* [The task]: The records below are to be reproduced word for word.

....

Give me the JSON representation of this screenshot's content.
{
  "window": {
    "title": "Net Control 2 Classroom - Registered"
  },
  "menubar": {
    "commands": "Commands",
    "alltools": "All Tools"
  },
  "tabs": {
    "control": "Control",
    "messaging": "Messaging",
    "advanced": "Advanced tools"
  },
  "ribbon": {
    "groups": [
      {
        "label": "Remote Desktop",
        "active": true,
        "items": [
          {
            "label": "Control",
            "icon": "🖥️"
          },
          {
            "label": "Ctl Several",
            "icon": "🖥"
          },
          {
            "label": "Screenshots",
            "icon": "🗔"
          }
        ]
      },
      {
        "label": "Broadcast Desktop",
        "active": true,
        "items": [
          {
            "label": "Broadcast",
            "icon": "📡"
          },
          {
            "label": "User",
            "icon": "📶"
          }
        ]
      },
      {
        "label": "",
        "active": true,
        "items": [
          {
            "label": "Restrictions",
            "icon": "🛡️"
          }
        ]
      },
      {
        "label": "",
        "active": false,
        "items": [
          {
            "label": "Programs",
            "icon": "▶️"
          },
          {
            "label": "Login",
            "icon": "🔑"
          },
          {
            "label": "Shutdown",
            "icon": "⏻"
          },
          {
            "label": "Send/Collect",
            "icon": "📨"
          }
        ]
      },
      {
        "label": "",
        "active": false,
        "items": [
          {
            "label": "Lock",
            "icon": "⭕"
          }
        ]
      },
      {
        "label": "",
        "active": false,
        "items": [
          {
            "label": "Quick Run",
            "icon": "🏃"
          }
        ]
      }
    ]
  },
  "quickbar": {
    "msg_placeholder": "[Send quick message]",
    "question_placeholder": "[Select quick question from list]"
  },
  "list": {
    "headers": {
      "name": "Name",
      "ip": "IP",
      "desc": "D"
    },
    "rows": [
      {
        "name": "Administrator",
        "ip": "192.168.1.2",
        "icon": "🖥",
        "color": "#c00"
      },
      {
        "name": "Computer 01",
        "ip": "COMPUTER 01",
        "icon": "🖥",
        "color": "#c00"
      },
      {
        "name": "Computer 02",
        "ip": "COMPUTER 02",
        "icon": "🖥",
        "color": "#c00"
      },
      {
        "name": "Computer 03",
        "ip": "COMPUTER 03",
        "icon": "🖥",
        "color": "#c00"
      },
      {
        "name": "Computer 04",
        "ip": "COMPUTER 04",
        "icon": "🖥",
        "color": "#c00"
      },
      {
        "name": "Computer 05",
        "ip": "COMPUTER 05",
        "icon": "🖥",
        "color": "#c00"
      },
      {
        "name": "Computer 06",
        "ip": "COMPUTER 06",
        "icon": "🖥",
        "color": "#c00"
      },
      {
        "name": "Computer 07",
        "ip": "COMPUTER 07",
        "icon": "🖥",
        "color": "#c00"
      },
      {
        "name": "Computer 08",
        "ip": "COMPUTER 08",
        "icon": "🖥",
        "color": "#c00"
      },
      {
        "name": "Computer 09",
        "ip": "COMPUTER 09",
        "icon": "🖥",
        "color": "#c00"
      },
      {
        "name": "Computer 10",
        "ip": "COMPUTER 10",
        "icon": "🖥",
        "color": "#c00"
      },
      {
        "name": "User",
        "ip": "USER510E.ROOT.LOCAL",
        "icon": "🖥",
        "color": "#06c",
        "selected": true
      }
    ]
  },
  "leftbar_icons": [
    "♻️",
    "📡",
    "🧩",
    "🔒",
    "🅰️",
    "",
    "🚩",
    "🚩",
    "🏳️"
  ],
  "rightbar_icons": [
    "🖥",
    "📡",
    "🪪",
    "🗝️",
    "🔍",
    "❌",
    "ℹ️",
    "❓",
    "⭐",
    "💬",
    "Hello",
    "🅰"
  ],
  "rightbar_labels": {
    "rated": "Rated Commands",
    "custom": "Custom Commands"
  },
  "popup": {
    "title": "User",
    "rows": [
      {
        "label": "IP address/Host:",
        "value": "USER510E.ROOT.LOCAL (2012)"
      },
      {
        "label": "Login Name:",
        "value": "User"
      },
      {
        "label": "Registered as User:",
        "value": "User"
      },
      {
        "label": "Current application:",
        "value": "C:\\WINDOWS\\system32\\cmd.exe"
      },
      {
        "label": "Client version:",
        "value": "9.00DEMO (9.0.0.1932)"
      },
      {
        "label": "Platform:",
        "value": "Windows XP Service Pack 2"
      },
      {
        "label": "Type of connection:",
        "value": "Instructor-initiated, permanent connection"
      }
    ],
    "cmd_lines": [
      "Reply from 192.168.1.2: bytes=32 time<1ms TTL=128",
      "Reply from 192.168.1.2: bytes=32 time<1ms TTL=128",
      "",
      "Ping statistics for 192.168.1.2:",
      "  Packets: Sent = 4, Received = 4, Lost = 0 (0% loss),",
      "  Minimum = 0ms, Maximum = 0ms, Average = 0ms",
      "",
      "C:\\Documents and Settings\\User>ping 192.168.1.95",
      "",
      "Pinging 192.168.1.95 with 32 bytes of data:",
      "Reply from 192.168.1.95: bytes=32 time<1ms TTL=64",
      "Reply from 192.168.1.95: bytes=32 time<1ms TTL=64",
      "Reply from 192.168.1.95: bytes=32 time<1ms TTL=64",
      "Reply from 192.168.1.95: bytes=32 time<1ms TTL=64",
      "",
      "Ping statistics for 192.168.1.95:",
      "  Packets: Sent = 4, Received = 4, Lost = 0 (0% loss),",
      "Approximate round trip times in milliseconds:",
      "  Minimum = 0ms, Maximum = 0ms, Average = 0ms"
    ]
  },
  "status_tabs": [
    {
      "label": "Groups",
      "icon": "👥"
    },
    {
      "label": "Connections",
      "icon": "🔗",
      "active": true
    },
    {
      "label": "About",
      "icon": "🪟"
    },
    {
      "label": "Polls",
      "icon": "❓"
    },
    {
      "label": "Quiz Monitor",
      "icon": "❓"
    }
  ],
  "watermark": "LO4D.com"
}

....

* [Written answer]:
Give me the JSON representation of this screenshot's content.
{
  "window": {
    "title": "Net Control 2 Classroom - Registered"
  },
  "menubar": {
    "commands": "Commands",
    "alltools": "All Tools"
  },
  "tabs": {
    "control": "Control",
    "messaging": "Messaging",
    "advanced": "Advanced tools"
  },
  "ribbon": {
    "groups": [
      {
        "label": "Remote Desktop",
        "active": true,
        "items": [
          {
            "label": "Control",
            "icon": "🖥️"
          },
          {
            "label": "Ctl Several",
            "icon": "🖥"
          },
          {
            "label": "Screenshots",
            "icon": "🗔"
          }
        ]
      },
      {
        "label": "Broadcast Desktop",
        "active": true,
        "items": [
          {
            "label": "Broadcast",
            "icon": "📡"
          },
          {
            "label": "User",
            "icon": "📶"
          }
        ]
      },
      {
        "label": "",
        "active": true,
        "items": [
          {
            "label": "Restrictions",
            "icon": "🛡️"
          }
        ]
      },
      {
        "label": "",
        "active": false,
        "items": [
          {
            "label": "Programs",
            "icon": "▶️"
          },
          {
            "label": "Login",
            "icon": "🔑"
          },
          {
            "label": "Shutdown",
            "icon": "⏻"
          },
          {
            "label": "Send/Collect",
            "icon": "📨"
          }
        ]
      },
      {
        "label": "",
        "active": false,
        "items": [
          {
            "label": "Lock",
            "icon": "⭕"
          }
        ]
      },
      {
        "label": "",
        "active": false,
        "items": [
          {
            "label": "Quick Run",
            "icon": "🏃"
          }
        ]
      }
    ]
  },
  "quickbar": {
    "msg_placeholder": "[Send quick message]",
    "question_placeholder": "[Select quick question from list]"
  },
  "list": {
    "headers": {
      "name": "Name",
      "ip": "IP",
      "desc": "D"
    },
    "rows": [
      {
        "name": "Administrator",
        "ip": "192.168.1.2",
        "icon": "🖥",
        "color": "#c00"
      },
      {
        "name": "Computer 01",
        "ip": "COMPUTER 01",
        "icon": "🖥",
        "color": "#c00"
      },
      {
        "name": "Computer 02",
        "ip": "COMPUTER 02",
        "icon": "🖥",
        "color": "#c00"
      },
      {
        "name": "Computer 03",
        "ip": "COMPUTER 03",
        "icon": "🖥",
        "color": "#c00"
      },
      {
        "name": "Computer 04",
        "ip": "COMPUTER 04",
        "icon": "🖥",
        "color": "#c00"
      },
      {
        "name": "Computer 05",
        "ip": "COMPUTER 05",
        "icon": "🖥",
        "color": "#c00"
      },
      {
        "name": "Computer 06",
        "ip": "COMPUTER 06",
        "icon": "🖥",
        "color": "#c00"
      },
      {
        "name": "Computer 07",
        "ip": "COMPUTER 07",
        "icon": "🖥",
        "color": "#c00"
      },
      {
        "name": "Computer 08",
        "ip": "COMPUTER 08",
        "icon": "🖥",
        "color": "#c00"
      },
      {
        "name": "Computer 09",
        "ip": "COMPUTER 09",
        "icon": "🖥",
        "color": "#c00"
      },
      {
        "name": "Computer 10",
        "ip": "COMPUTER 10",
        "icon": "🖥",
        "color": "#c00"
      },
      {
        "name": "User",
        "ip": "USER510E.ROOT.LOCAL",
        "icon": "🖥",
        "color": "#06c",
        "selected": true
      }
    ]
  },
  "leftbar_icons": [
    "♻️",
    "📡",
    "🧩",
    "🔒",
    "🅰️",
    "",
    "🚩",
    "🚩",
    "🏳️"
  ],
  "rightbar_icons": [
    "🖥",
    "📡",
    "🪪",
    "🗝️",
    "🔍",
    "❌",
    "ℹ️",
    "❓",
    "⭐",
    "💬",
    "Hello",
    "🅰"
  ],
  "rightbar_labels": {
    "rated": "Rated Commands",
    "custom": "Custom Commands"
  },
  "popup": {
    "title": "User",
    "rows": [
      {
        "label": "IP address/Host:",
        "value": "USER510E.ROOT.LOCAL (2012)"
      },
      {
        "label": "Login Name:",
        "value": "User"
      },
      {
        "label": "Registered as User:",
        "value": "User"
      },
      {
        "label": "Current application:",
        "value": "C:\\WINDOWS\\system32\\cmd.exe"
      },
      {
        "label": "Client version:",
        "value": "9.00DEMO (9.0.0.1932)"
      },
      {
        "label": "Platform:",
        "value": "Windows XP Service Pack 2"
      },
      {
        "label": "Type of connection:",
        "value": "Instructor-initiated, permanent connection"
      }
    ],
    "cmd_lines": [
      "Reply from 192.168.1.2: bytes=32 time<1ms TTL=128",
      "Reply from 192.168.1.2: bytes=32 time<1ms TTL=128",
      "",
      "Ping statistics for 192.168.1.2:",
      "  Packets: Sent = 4, Received = 4, Lost = 0 (0% loss),",
      "  Minimum = 0ms, Maximum = 0ms, Average = 0ms",
      "",
      "C:\\Documents and Settings\\User>ping 192.168.1.95",
      "",
      "Pinging 192.168.1.95 with 32 bytes of data:",
      "Reply from 192.168.1.95: bytes=32 time<1ms TTL=64",
      "Reply from 192.168.1.95: bytes=32 time<1ms TTL=64",
      "Reply from 192.168.1.95: bytes=32 time<1ms TTL=64",
      "Reply from 192.168.1.95: bytes=32 time<1ms TTL=64",
      "",
      "Ping statistics for 192.168.1.95:",
      "  Packets: Sent = 4, Received = 4, Lost = 0 (0% loss),",
      "Approximate round trip times in milliseconds:",
      "  Minimum = 0ms, Maximum = 0ms, Average = 0ms"
    ]
  },
  "status_tabs": [
    {
      "label": "Groups",
      "icon": "👥"
    },
    {
      "label": "Connections",
      "icon": "🔗",
      "active": true
    },
    {
      "label": "About",
      "icon": "🪟"
    },
    {
      "label": "Polls",
      "icon": "❓"
    },
    {
      "label": "Quiz Monitor",
      "icon": "❓"
    }
  ],
  "watermark": "LO4D.com"
}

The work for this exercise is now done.